And so I said, what the heck, it’s Saturday afternoon, I’ve worked all the morning, I’ll take a break, eat some ice cream and forget about the rest for 36 hours. But then the usual fear comes – what if I waste my time and miss my deadlines… I forced myself to take it easy – it won’t be a day that will make that much of a difference, and I can use this downtime to do some minor research.
The things one finds doing research…
Heidi Köpp-Junk is an Egyptologist specialized in Early Ancient Egyptian Music, and provides us with an unique opportunity to experience first hand what Ancient Egypt sounded like.
Anyone interested in the subject, can find more in this article, from The Ancient Near East Today.
Dr Colleen Manassa-Darnell is an Egyptologist and a lover of vintage fashion – which makes her looks and style particularly intriguing as she illustrates an interesting and lesser-known site from Ancient Egypt.
As part of the course, I had to submit a short paper covering my choice of six objects, chosen to explore a certain facet of the Ancient Egyptian history or culture.
I chose six papyruses from the collections of the Turin Egyptian Museum – or Museo Egizio di Torino, in Italian – that show a different face of Ancient Egypt… and feature magic, murder, mayhem and naked women.
Now that the course is over and my paper has been evaluated, I thought someone out there might be interested …

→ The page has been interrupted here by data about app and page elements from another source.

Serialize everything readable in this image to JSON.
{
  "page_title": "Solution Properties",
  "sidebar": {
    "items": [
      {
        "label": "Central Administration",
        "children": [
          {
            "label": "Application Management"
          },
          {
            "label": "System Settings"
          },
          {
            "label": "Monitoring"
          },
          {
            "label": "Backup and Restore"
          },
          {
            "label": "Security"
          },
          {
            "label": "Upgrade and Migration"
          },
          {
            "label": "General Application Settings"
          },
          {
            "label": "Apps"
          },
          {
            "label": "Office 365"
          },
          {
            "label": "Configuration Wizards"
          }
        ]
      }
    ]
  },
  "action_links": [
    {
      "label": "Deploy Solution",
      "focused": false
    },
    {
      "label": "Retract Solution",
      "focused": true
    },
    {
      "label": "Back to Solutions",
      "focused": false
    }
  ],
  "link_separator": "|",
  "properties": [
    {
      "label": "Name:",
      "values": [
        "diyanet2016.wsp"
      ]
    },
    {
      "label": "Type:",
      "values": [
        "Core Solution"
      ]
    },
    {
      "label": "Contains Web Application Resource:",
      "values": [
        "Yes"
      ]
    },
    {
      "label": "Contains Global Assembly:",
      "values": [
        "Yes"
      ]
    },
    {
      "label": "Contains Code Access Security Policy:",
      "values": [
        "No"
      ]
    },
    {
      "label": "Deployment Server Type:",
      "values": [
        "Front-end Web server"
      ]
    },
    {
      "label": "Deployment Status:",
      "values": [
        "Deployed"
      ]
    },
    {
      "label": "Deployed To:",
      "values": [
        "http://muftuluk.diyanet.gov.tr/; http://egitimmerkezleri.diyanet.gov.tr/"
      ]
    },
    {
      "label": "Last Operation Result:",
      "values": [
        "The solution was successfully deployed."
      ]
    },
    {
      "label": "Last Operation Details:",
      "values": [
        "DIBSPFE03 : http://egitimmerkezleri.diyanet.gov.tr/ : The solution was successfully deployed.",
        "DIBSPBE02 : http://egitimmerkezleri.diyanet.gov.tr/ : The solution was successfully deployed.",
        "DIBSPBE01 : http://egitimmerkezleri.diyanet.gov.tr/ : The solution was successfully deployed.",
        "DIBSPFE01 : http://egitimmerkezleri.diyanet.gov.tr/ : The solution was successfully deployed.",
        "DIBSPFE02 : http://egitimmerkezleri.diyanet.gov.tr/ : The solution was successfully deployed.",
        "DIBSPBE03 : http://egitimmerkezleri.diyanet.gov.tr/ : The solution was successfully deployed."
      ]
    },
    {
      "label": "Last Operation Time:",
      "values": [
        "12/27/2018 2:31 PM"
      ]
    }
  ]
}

It’s a very simple, lightweight pdf document, eleven pages of loose text with some extra links for images1. You can read it online, or download it – it is distributed under a standard Creative Commons Attribution/Share Alike license.
I hope you’ll enjoy it.
Comments are very welcome.
Something seriously entertaining today.
I mentioned I’ve got The Woman that Would be King here on my nightstand ans a read for these hot nights.
As I was wondering through the web I found this quite interesting piece about the author, Egyptologist Kara Cooney… so, why not share?
One of the most entertaining and refreshing aspects of working with a great editor is sometimes you spend a whole night discussing swingy thingies.
Which disproves the old legend that authors and editors are often at odds, and engage in fiery discussions.
We were somewhat at odds, but we had a good laugh.
Consider the following contraption
This thing appears in one of the stories that will be published in the forthcoming Aculeo & Amunet collection – The Hand of Isfet. Continue reading →